Q: How big of a fight is it to -- I have a suspicion that you would pull the trigger tomorrow on a green-white checker finish or something close to it, I know you're not going to fill us in on the internal struggles that might go on in the front office among those that are for it or against it, but how does that process play out? I mean, do you guys go through a lot of scenarios of what could happen, what could go right, what could go wrong, but I assume at the end it's a matter of dragging some folks along with you who are against it; is that a fair assessment?
BRIAN FRANCE: Well, we have a lot of smart people who have good views, and they don't always agree with me and I don't always agree with them. But we have always in NASCAR, we want to hear the opposing views, because you never know when somebody might make the right point.
We are going through that process now as we are with three or four -- we always seem to have three or four things that we are looking at for next year, for this year. We are looking at our rules package, which we are going to have out three months earlier than we have ever had with more input than we have ever had, with our team owners and drivers.
So, listen, NASCAR is an industry that you have to reach out and get all of the ideas. And if we can find one, as you know, we will make a decision if it promotes better racing or safety or anything that we think improves the industry.
Q: Do you find kind of a humorous, for lack of a better word, excuse or complaint among some of the drivers to be against the guaranteed green-flag finish? Their argument seems to be, hey, we can't be trusted with a shootout like that.
BRIAN FRANCE: We know at 53 years of managing the sport, we know what the drivers are up against in terms of finishing under green or not finishing under green. Most of them have said recently that they would support some version of it, and we are going to look at -- listen, we want to finish the races under green. That's what we are all about.
There are all kind of elements we have to factor in, and if we can manage through those elements and figure out the right package for the NASCAR NEXTEL Cup Series, a five-mile race is not as simple as one might think, and we want to be very thoughtful of going through the process.
And if we can find a better solution, you've heard me say this on a variety of topics, we are going to be open-minded to change. We've got to find the right solution.
Q: Going back to... can you figure out why beer and wine sponsors are acceptable and yet hard liquor isn't? Do the fans recognize the difference?
BRIAN FRANCE: Well, they may or may not. What's at issue here is a long-standing rule going back into the '70s of a cooperation that the network television partners would have when it comes to hard liquor and spirits, and you know, a lot of our events, 80 percent of them, are on network television. That's a different challenge than other motorsports series have or other people might have.
So, we have to understand that we've got to be in step, and that's not to say that our television partners are for or against allowing spirits. That's one thing that we've got to understand as we go along. Another is the hard liquor and cars have another element that you have to consider. And timing of such a thing, we're all going through now, the incident at the Super Bowl and other incidents where there's a real crackdown of what's, you know, broadcast on national television, how it's treated, how it's presented.

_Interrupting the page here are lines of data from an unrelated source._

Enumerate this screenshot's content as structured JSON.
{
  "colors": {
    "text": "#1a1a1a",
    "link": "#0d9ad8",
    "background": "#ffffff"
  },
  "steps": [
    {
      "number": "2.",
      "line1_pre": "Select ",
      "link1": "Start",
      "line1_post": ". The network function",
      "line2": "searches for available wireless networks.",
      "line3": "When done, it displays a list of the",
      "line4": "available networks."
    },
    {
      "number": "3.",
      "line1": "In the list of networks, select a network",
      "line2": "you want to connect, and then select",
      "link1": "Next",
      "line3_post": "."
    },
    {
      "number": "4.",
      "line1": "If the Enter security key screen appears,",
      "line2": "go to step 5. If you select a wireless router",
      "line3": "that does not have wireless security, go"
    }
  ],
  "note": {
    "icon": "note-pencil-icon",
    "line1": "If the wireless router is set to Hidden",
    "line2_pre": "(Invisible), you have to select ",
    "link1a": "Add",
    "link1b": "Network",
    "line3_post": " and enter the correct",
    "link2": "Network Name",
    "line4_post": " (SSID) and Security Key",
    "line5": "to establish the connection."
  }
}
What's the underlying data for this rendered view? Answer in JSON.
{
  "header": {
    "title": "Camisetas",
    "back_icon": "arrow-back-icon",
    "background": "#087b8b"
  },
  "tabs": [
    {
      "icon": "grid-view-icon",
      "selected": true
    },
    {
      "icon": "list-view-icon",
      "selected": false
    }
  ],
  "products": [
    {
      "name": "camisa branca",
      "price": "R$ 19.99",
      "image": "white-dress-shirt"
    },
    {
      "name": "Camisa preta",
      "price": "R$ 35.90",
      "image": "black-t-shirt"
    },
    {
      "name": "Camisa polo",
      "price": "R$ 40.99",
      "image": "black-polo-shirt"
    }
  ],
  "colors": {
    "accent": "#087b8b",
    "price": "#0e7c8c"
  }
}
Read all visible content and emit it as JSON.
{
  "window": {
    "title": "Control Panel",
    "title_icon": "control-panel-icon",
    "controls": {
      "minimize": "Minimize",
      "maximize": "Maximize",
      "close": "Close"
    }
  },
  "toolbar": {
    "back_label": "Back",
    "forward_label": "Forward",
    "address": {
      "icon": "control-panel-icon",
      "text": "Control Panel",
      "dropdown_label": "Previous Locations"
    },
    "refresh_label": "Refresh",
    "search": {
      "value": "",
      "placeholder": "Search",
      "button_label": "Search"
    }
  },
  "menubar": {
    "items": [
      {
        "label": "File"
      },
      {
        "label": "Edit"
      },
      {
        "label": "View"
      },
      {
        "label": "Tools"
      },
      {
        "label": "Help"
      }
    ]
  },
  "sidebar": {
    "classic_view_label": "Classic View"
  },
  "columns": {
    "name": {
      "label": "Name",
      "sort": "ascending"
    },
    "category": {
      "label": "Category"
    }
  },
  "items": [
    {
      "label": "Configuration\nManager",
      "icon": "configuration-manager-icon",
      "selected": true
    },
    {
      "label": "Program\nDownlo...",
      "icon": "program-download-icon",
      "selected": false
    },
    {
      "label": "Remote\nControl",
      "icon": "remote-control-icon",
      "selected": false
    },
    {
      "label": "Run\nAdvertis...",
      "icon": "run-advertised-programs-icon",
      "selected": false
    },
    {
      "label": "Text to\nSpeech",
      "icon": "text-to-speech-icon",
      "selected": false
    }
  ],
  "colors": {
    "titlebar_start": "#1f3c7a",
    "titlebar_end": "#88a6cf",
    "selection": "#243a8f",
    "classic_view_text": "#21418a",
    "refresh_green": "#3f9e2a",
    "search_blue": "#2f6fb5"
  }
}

There's a lot we have to consider before we just throw out a 30-year policy. And that's what we did consider. We looked at all of the circumstances that we thought Roush could provide. They did a nice job of laying out some things in the end. We think the timing is just not right now, and we're going to leave it at that and we'll review it down the road.